The researchers’ glaring omission, however, is what happens when the pirates take their crime on the roads. The authors are quick to point out that Somalia is largely governed by an informal tax system based on clan allegiance. The tax system, they write, more closely resembles extortion than a formal tax. But what happens when the tax income comes from a different source? Arguably, those with power will try to control the channels of transport by any means necessary to ensure they can maintain the income necessary to sustain their power—and the livelihood of their communities.

Many people with experience traveling in the region know that extortion on the road, from hijacking to corruption at government checkpoints is a scourge and hindrance to trade. With more goods moving by road in Somalia, more people will have an incentive to block that trade to extract their piece of the new influx of money to the interior.

How, then, can a sort of rule of law be enforced without a state—or state building?
The  international community needs to give up the seemingly futile task of state building without abandoning its commitment to the rule of law. To do so, donor nations and institutions should effort to support existing structures insofar as they do not violate international law and human rights. This can be accomplished in two major ways:

1) Reimagine the state.
Many Somali communities are organized by clan rather than region. Despite their occasionally criminal means of obtaining income, Somali clan leaders benevolent dictators, distributing food and money to people under their domain and helping resolve intercommunity disputes. If the international community views these communities as microstates, they might have more success at building semi-formalized institutions that work for everyone—including women and other marginalized members of society.

2) Recognize Somaliland statehood.
Somaliland has long sought regocnition of its self-declared statehood. It is the most “developed” region of Somalia in part due to its commitment to a rule of law based in its own legal system, which is a hybrid of colonial codes from India from the time of British rule and Xeer, the system of collective justice in which elders enforce collective judgment based on a sort of common law based in community knowledge and values. Somalia has long fought the separation of Somaliland from the rest of the country because Somaliland is the only thriving region in the country. Recognizing Somaliland’s statehood may threaten and provoke Somalia and Puntland to institutionalize in a way that works for them in order to gain their own economic power again.

Somalia needs infrastructure and security. But simply building roads and ignoring the rule of law altogether will be disastrous. Instead, the international community should invest in helping Somalia make effective and fair use of existing community structures and create incentives for neighboring regions by recognizing Somaliland’s independence.

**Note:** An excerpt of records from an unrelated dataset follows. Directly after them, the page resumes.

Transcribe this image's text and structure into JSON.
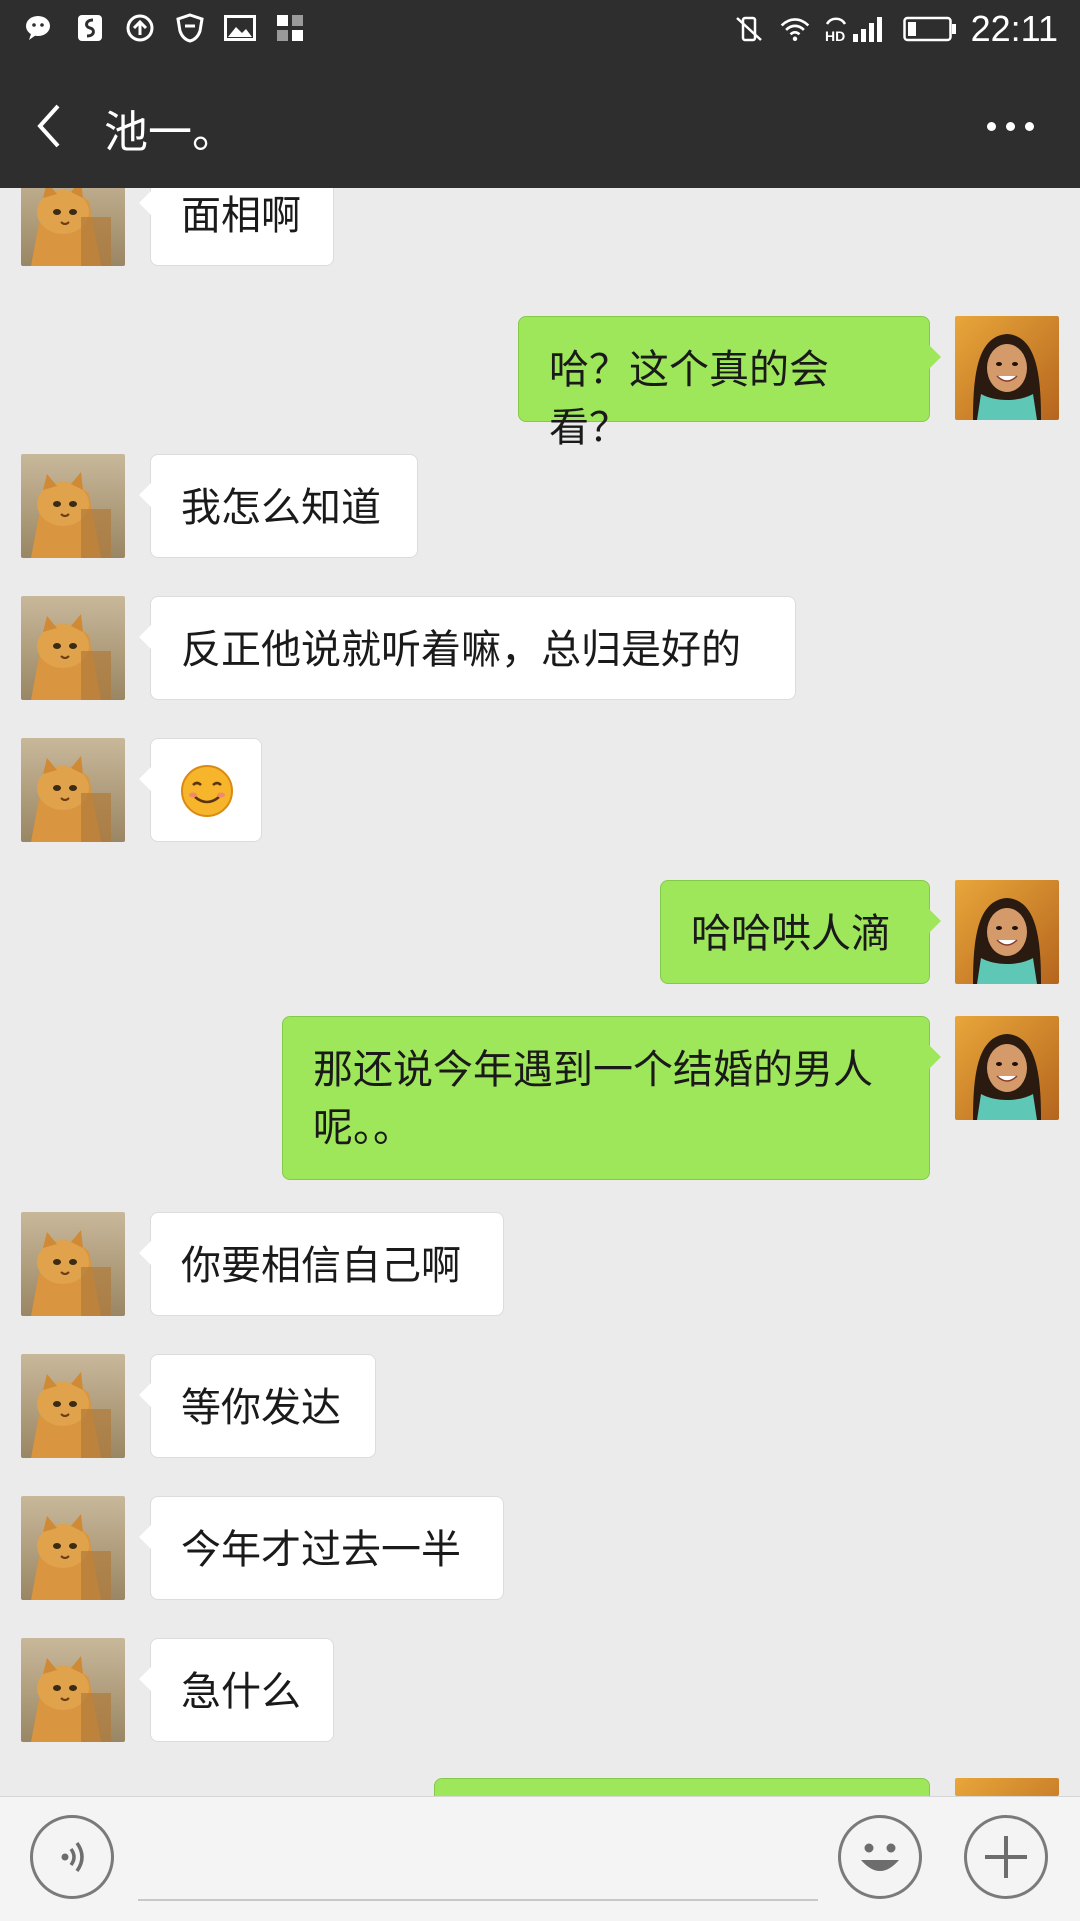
{
  "status_bar": {
    "time": "22:11",
    "left_icons": [
      "wechat-icon",
      "soul-icon",
      "sync-icon",
      "shield-icon",
      "image-icon",
      "apps-icon"
    ],
    "right_icons": [
      "vibrate-icon",
      "wifi-icon",
      "hd-signal-icon",
      "battery-icon"
    ]
  },
  "header": {
    "title": "池一。",
    "back_icon": "chevron-left-icon",
    "more_icon": "more-icon"
  },
  "messages": [
    {
      "from": "other",
      "text": "面相啊"
    },
    {
      "from": "me",
      "text": "哈？这个真的会看？"
    },
    {
      "from": "other",
      "text": "我怎么知道"
    },
    {
      "from": "other",
      "text": "反正他说就听着嘛，总归是好的"
    },
    {
      "from": "other",
      "emoji": "smile-emoji-icon"
    },
    {
      "from": "me",
      "text": "哈哈哄人滴"
    },
    {
      "from": "me",
      "text": "那还说今年遇到一个结婚的男人呢。。"
    },
    {
      "from": "other",
      "text": "你要相信自己啊"
    },
    {
      "from": "other",
      "text": "等你发达"
    },
    {
      "from": "other",
      "text": "今年才过去一半"
    },
    {
      "from": "other",
      "text": "急什么"
    }
  ],
  "input_bar": {
    "voice_icon": "voice-icon",
    "text_value": "",
    "emoji_icon": "emoji-icon",
    "plus_icon": "plus-icon"
  },
  "colors": {
    "bar_bg": "#2e2e2e",
    "chat_bg": "#ebebeb",
    "out_bubble": "#9fe75a",
    "in_bubble": "#ffffff"
  }
}
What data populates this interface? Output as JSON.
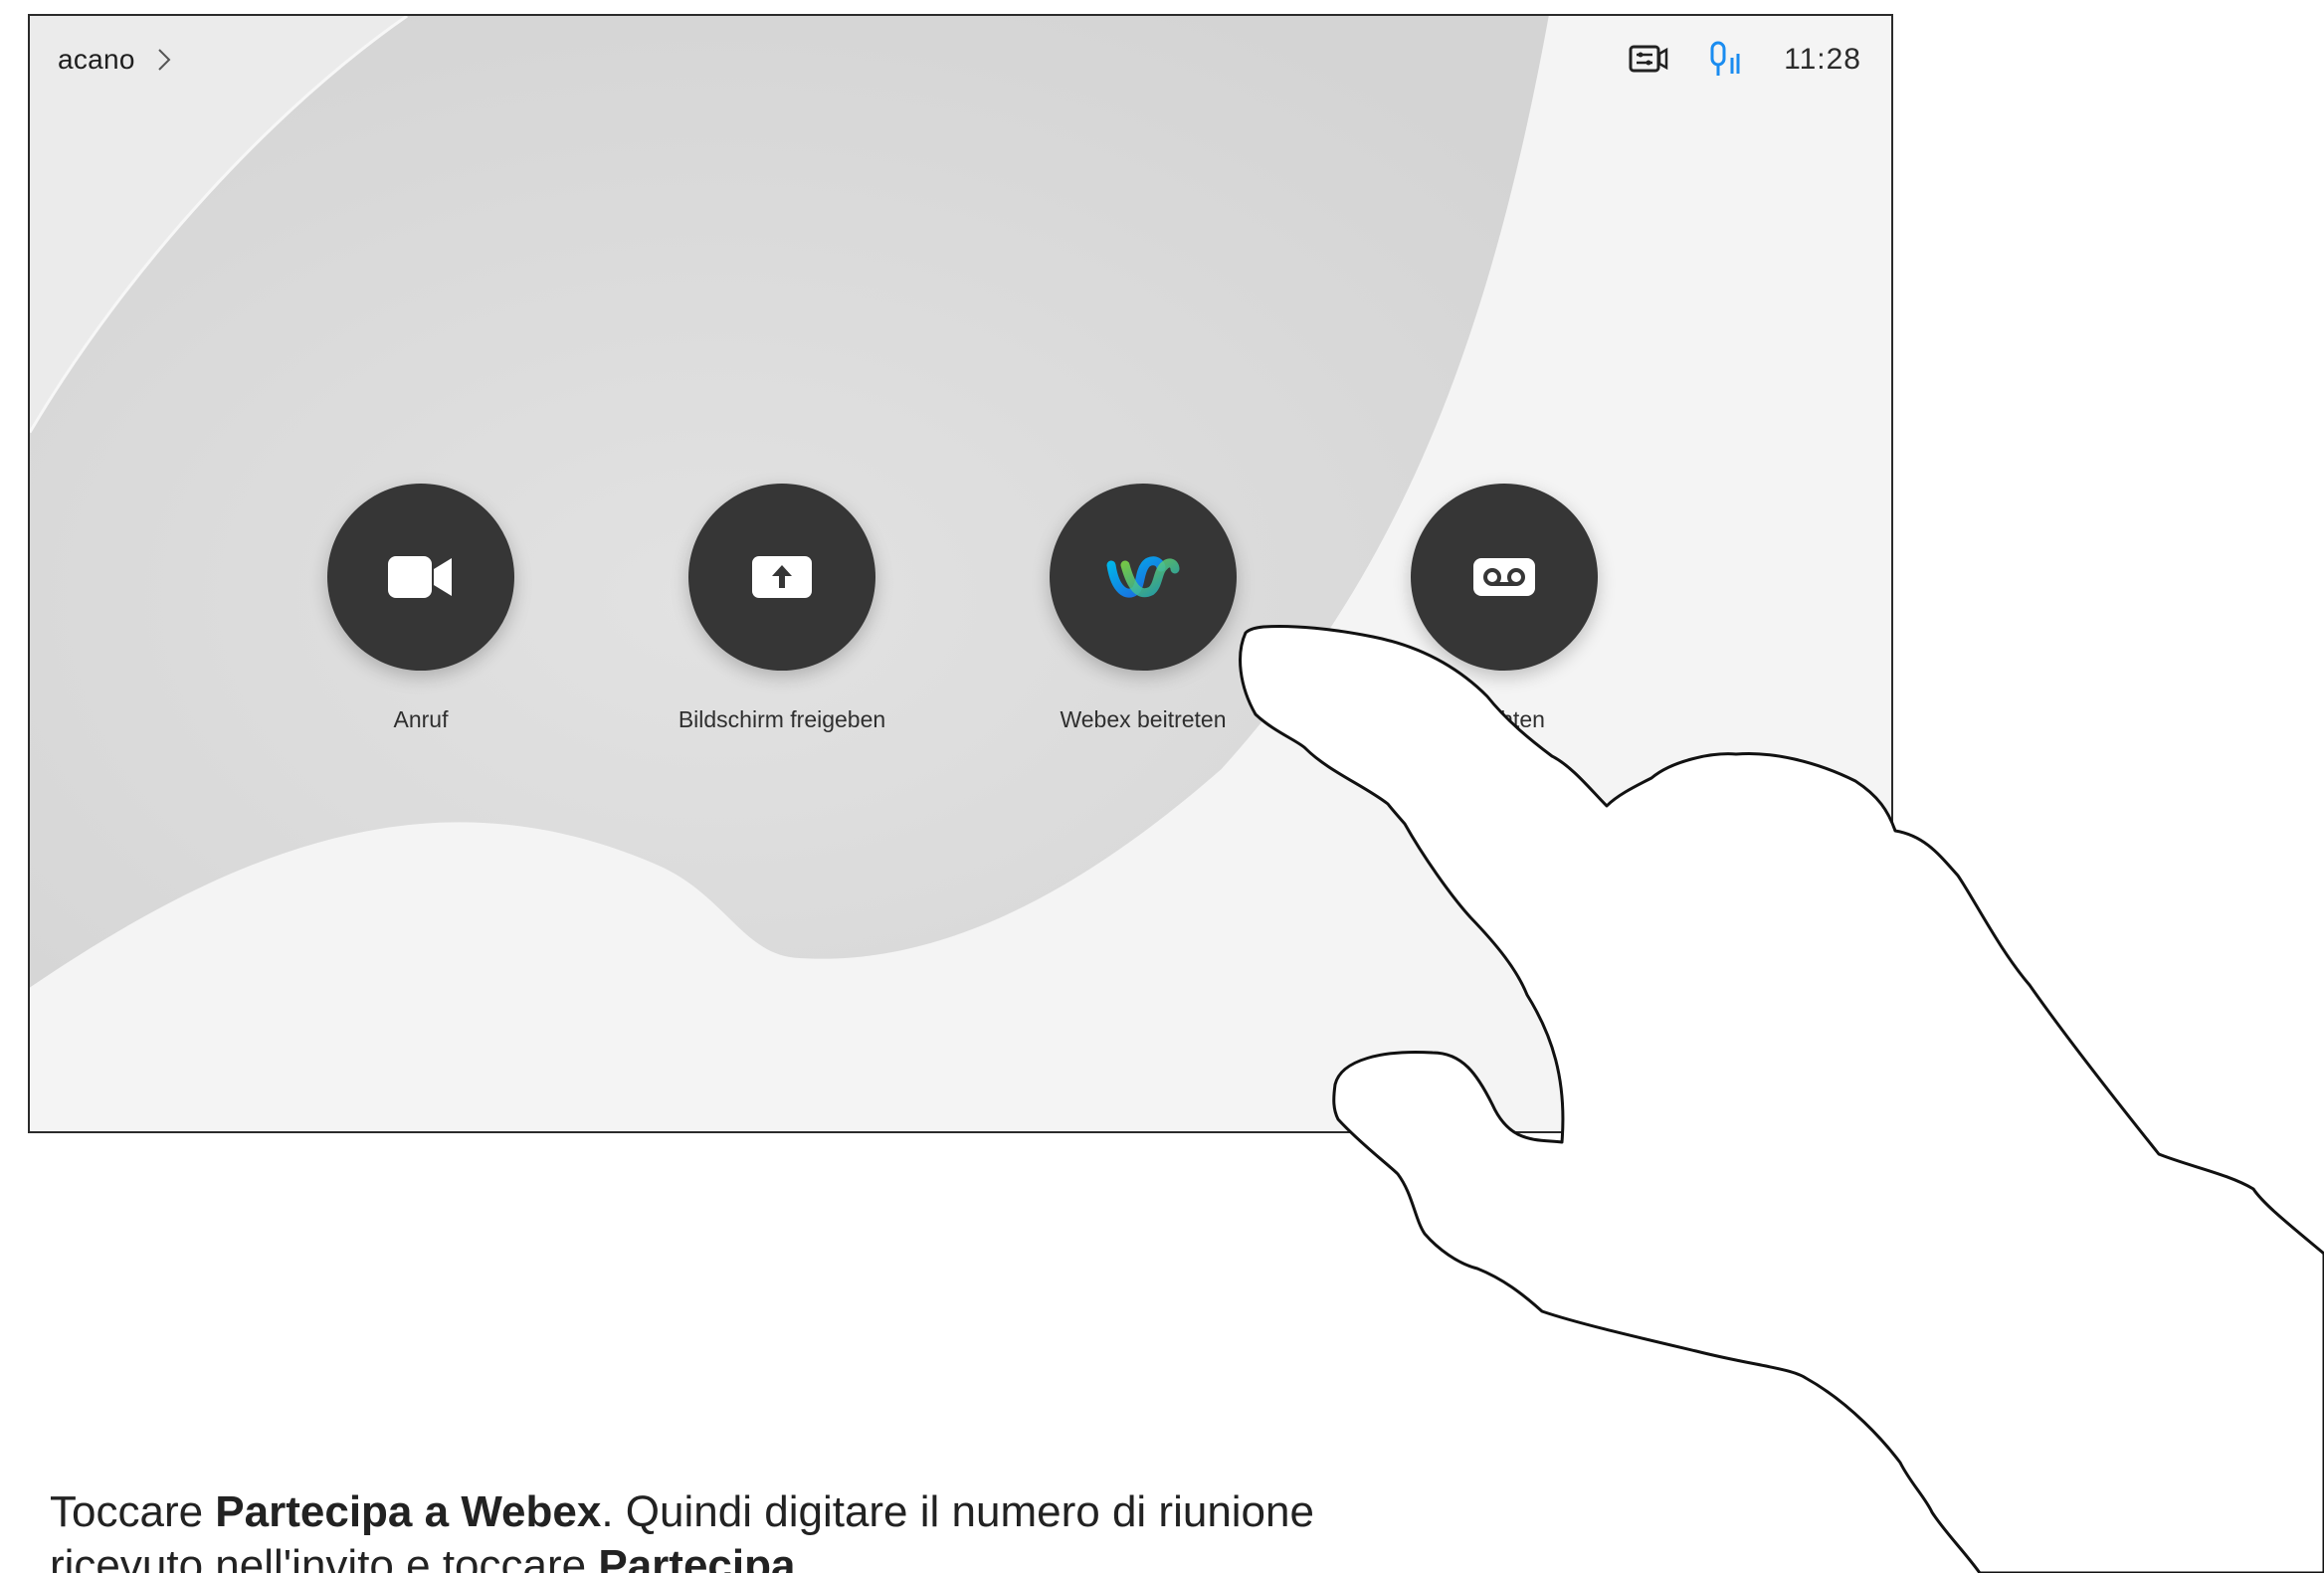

Reviving the Blog

I'm bringing this back on Blogspot (Blogger, what what?) to get into the habit of writing again. You can still find me on twitter @nairobinotes.